**YOUR OBJECTIVE:**
Set down all of the records exactly.

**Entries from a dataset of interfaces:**
--
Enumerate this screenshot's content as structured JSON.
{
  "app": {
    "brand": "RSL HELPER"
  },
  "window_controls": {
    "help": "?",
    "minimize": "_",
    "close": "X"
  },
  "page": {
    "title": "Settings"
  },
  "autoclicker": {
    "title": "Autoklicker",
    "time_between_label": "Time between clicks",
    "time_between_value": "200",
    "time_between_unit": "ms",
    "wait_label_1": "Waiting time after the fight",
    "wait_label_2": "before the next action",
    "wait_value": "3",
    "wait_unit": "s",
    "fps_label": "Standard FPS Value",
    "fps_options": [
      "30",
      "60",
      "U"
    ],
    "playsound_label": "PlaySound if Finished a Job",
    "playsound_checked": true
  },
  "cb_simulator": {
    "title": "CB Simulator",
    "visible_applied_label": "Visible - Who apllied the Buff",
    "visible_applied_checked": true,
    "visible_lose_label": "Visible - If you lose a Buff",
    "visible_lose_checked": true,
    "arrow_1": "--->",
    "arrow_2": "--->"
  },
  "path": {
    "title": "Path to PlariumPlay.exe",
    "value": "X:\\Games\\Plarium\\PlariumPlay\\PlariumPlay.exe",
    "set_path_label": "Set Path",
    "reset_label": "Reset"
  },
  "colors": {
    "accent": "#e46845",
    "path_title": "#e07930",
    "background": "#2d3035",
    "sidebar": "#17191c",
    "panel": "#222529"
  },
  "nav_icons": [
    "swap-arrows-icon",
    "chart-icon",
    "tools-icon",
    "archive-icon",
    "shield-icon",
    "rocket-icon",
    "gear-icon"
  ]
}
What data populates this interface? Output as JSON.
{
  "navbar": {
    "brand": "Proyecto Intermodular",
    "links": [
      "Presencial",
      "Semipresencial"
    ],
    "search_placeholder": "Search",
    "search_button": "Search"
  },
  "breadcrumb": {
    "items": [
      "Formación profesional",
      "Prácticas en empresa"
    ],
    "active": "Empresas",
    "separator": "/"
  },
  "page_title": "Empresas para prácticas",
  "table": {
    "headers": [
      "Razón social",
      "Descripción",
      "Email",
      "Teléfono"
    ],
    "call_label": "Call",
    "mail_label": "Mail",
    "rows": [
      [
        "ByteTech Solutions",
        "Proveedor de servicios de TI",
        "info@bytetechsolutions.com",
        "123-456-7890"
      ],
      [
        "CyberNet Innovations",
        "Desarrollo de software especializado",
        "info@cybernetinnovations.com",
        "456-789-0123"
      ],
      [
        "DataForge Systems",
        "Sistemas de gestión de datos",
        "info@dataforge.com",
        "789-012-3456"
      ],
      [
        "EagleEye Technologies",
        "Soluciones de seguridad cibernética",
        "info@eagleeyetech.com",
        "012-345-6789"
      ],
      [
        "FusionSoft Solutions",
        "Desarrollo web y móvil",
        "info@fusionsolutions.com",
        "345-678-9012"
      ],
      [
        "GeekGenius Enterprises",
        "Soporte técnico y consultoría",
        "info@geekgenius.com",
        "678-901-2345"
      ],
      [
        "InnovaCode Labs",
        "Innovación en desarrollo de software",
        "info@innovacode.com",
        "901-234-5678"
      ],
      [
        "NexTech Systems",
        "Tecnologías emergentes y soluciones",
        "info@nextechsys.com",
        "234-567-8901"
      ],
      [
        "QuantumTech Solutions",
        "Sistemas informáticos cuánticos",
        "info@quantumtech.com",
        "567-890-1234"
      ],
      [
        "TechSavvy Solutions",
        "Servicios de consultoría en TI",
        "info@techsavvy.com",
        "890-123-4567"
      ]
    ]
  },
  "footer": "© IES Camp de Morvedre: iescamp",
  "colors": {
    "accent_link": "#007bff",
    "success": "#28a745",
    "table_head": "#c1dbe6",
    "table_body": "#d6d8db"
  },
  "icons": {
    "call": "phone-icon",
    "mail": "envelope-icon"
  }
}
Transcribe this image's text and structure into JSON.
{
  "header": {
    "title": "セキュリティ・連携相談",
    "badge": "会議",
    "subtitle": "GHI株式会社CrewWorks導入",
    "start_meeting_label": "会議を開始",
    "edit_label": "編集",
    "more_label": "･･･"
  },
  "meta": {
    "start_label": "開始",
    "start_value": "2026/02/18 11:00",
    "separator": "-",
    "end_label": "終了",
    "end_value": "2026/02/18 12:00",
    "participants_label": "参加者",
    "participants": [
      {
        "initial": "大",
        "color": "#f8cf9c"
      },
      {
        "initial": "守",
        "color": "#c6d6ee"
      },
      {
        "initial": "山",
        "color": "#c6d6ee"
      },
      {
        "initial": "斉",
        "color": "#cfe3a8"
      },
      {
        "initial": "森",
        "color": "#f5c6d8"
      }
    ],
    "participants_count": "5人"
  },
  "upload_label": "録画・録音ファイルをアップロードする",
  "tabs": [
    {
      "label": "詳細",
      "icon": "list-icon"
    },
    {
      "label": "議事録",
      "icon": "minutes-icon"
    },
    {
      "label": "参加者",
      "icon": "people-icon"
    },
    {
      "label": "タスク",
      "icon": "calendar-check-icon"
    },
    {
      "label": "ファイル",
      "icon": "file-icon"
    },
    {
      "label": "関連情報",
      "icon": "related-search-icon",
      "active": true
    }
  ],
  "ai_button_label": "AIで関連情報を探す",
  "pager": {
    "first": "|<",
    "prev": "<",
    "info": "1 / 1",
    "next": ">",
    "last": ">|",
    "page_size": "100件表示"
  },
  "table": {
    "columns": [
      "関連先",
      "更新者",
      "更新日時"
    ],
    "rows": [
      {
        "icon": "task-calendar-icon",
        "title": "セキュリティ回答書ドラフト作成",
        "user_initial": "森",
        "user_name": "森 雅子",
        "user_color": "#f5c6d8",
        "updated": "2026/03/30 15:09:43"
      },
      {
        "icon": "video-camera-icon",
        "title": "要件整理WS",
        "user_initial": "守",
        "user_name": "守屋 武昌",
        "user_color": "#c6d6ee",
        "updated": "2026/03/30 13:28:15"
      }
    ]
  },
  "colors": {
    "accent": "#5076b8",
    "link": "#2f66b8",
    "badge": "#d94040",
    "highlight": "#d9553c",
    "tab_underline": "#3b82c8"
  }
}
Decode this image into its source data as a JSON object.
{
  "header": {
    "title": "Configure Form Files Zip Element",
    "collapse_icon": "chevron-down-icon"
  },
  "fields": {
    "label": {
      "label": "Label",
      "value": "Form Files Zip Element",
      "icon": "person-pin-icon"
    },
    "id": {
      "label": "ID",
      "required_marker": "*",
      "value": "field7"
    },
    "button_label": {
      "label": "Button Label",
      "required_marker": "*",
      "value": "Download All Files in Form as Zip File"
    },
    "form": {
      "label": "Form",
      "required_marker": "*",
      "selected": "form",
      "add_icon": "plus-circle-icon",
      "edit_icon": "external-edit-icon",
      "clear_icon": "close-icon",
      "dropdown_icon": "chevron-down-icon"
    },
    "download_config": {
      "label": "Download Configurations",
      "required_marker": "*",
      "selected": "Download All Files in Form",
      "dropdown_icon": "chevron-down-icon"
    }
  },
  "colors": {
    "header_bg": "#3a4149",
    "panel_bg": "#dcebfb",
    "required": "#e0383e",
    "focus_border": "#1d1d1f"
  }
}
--
**SOLUTION FOR THIS TASK:**
Enumerate this screenshot's content as structured JSON.
{
  "app": {
    "brand": "RSL HELPER"
  },
  "window_controls": {
    "help": "?",
    "minimize": "_",
    "close": "X"
  },
  "page": {
    "title": "Settings"
  },
  "autoclicker": {
    "title": "Autoklicker",
    "time_between_label": "Time between clicks",
    "time_between_value": "200",
    "time_between_unit": "ms",
    "wait_label_1": "Waiting time after the fight",
    "wait_label_2": "before the next action",
    "wait_value": "3",
    "wait_unit": "s",
    "fps_label": "Standard FPS Value",
    "fps_options": [
      "30",
      "60",
      "U"
    ],
    "playsound_label": "PlaySound if Finished a Job",
    "playsound_checked": true
  },
  "cb_simulator": {
    "title": "CB Simulator",
    "visible_applied_label": "Visible - Who apllied the Buff",
    "visible_applied_checked": true,
    "visible_lose_label": "Visible - If you lose a Buff",
    "visible_lose_checked": true,
    "arrow_1": "--->",
    "arrow_2": "--->"
  },
  "path": {
    "title": "Path to PlariumPlay.exe",
    "value": "X:\\Games\\Plarium\\PlariumPlay\\PlariumPlay.exe",
    "set_path_label": "Set Path",
    "reset_label": "Reset"
  },
  "colors": {
    "accent": "#e46845",
    "path_title": "#e07930",
    "background": "#2d3035",
    "sidebar": "#17191c",
    "panel": "#222529"
  },
  "nav_icons": [
    "swap-arrows-icon",
    "chart-icon",
    "tools-icon",
    "archive-icon",
    "shield-icon",
    "rocket-icon",
    "gear-icon"
  ]
}
What data populates this interface? Output as JSON.
{
  "navbar": {
    "brand": "Proyecto Intermodular",
    "links": [
      "Presencial",
      "Semipresencial"
    ],
    "search_placeholder": "Search",
    "search_button": "Search"
  },
  "breadcrumb": {
    "items": [
      "Formación profesional",
      "Prácticas en empresa"
    ],
    "active": "Empresas",
    "separator": "/"
  },
  "page_title": "Empresas para prácticas",
  "table": {
    "headers": [
      "Razón social",
      "Descripción",
      "Email",
      "Teléfono"
    ],
    "call_label": "Call",
    "mail_label": "Mail",
    "rows": [
      [
        "ByteTech Solutions",
        "Proveedor de servicios de TI",
        "info@bytetechsolutions.com",
        "123-456-7890"
      ],
      [
        "CyberNet Innovations",
        "Desarrollo de software especializado",
        "info@cybernetinnovations.com",
        "456-789-0123"
      ],
      [
        "DataForge Systems",
        "Sistemas de gestión de datos",
        "info@dataforge.com",
        "789-012-3456"
      ],
      [
        "EagleEye Technologies",
        "Soluciones de seguridad cibernética",
        "info@eagleeyetech.com",
        "012-345-6789"
      ],
      [
        "FusionSoft Solutions",
        "Desarrollo web y móvil",
        "info@fusionsolutions.com",
        "345-678-9012"
      ],
      [
        "GeekGenius Enterprises",
        "Soporte técnico y consultoría",
        "info@geekgenius.com",
        "678-901-2345"
      ],
      [
        "InnovaCode Labs",
        "Innovación en desarrollo de software",
        "info@innovacode.com",
        "901-234-5678"
      ],
      [
        "NexTech Systems",
        "Tecnologías emergentes y soluciones",
        "info@nextechsys.com",
        "234-567-8901"
      ],
      [
        "QuantumTech Solutions",
        "Sistemas informáticos cuánticos",
        "info@quantumtech.com",
        "567-890-1234"
      ],
      [
        "TechSavvy Solutions",
        "Servicios de consultoría en TI",
        "info@techsavvy.com",
        "890-123-4567"
      ]
    ]
  },
  "footer": "© IES Camp de Morvedre: iescamp",
  "colors": {
    "accent_link": "#007bff",
    "success": "#28a745",
    "table_head": "#c1dbe6",
    "table_body": "#d6d8db"
  },
  "icons": {
    "call": "phone-icon",
    "mail": "envelope-icon"
  }
}
Transcribe this image's text and structure into JSON.
{
  "header": {
    "title": "セキュリティ・連携相談",
    "badge": "会議",
    "subtitle": "GHI株式会社CrewWorks導入",
    "start_meeting_label": "会議を開始",
    "edit_label": "編集",
    "more_label": "･･･"
  },
  "meta": {
    "start_label": "開始",
    "start_value": "2026/02/18 11:00",
    "separator": "-",
    "end_label": "終了",
    "end_value": "2026/02/18 12:00",
    "participants_label": "参加者",
    "participants": [
      {
        "initial": "大",
        "color": "#f8cf9c"
      },
      {
        "initial": "守",
        "color": "#c6d6ee"
      },
      {
        "initial": "山",
        "color": "#c6d6ee"
      },
      {
        "initial": "斉",
        "color": "#cfe3a8"
      },
      {
        "initial": "森",
        "color": "#f5c6d8"
      }
    ],
    "participants_count": "5人"
  },
  "upload_label": "録画・録音ファイルをアップロードする",
  "tabs": [
    {
      "label": "詳細",
      "icon": "list-icon"
    },
    {
      "label": "議事録",
      "icon": "minutes-icon"
    },
    {
      "label": "参加者",
      "icon": "people-icon"
    },
    {
      "label": "タスク",
      "icon": "calendar-check-icon"
    },
    {
      "label": "ファイル",
      "icon": "file-icon"
    },
    {
      "label": "関連情報",
      "icon": "related-search-icon",
      "active": true
    }
  ],
  "ai_button_label": "AIで関連情報を探す",
  "pager": {
    "first": "|<",
    "prev": "<",
    "info": "1 / 1",
    "next": ">",
    "last": ">|",
    "page_size": "100件表示"
  },
  "table": {
    "columns": [
      "関連先",
      "更新者",
      "更新日時"
    ],
    "rows": [
      {
        "icon": "task-calendar-icon",
        "title": "セキュリティ回答書ドラフト作成",
        "user_initial": "森",
        "user_name": "森 雅子",
        "user_color": "#f5c6d8",
        "updated": "2026/03/30 15:09:43"
      },
      {
        "icon": "video-camera-icon",
        "title": "要件整理WS",
        "user_initial": "守",
        "user_name": "守屋 武昌",
        "user_color": "#c6d6ee",
        "updated": "2026/03/30 13:28:15"
      }
    ]
  },
  "colors": {
    "accent": "#5076b8",
    "link": "#2f66b8",
    "badge": "#d94040",
    "highlight": "#d9553c",
    "tab_underline": "#3b82c8"
  }
}
Decode this image into its source data as a JSON object.
{
  "header": {
    "title": "Configure Form Files Zip Element",
    "collapse_icon": "chevron-down-icon"
  },
  "fields": {
    "label": {
      "label": "Label",
      "value": "Form Files Zip Element",
      "icon": "person-pin-icon"
    },
    "id": {
      "label": "ID",
      "required_marker": "*",
      "value": "field7"
    },
    "button_label": {
      "label": "Button Label",
      "required_marker": "*",
      "value": "Download All Files in Form as Zip File"
    },
    "form": {
      "label": "Form",
      "required_marker": "*",
      "selected": "form",
      "add_icon": "plus-circle-icon",
      "edit_icon": "external-edit-icon",
      "clear_icon": "close-icon",
      "dropdown_icon": "chevron-down-icon"
    },
    "download_config": {
      "label": "Download Configurations",
      "required_marker": "*",
      "selected": "Download All Files in Form",
      "dropdown_icon": "chevron-down-icon"
    }
  },
  "colors": {
    "header_bg": "#3a4149",
    "panel_bg": "#dcebfb",
    "required": "#e0383e",
    "focus_border": "#1d1d1f"
  }
}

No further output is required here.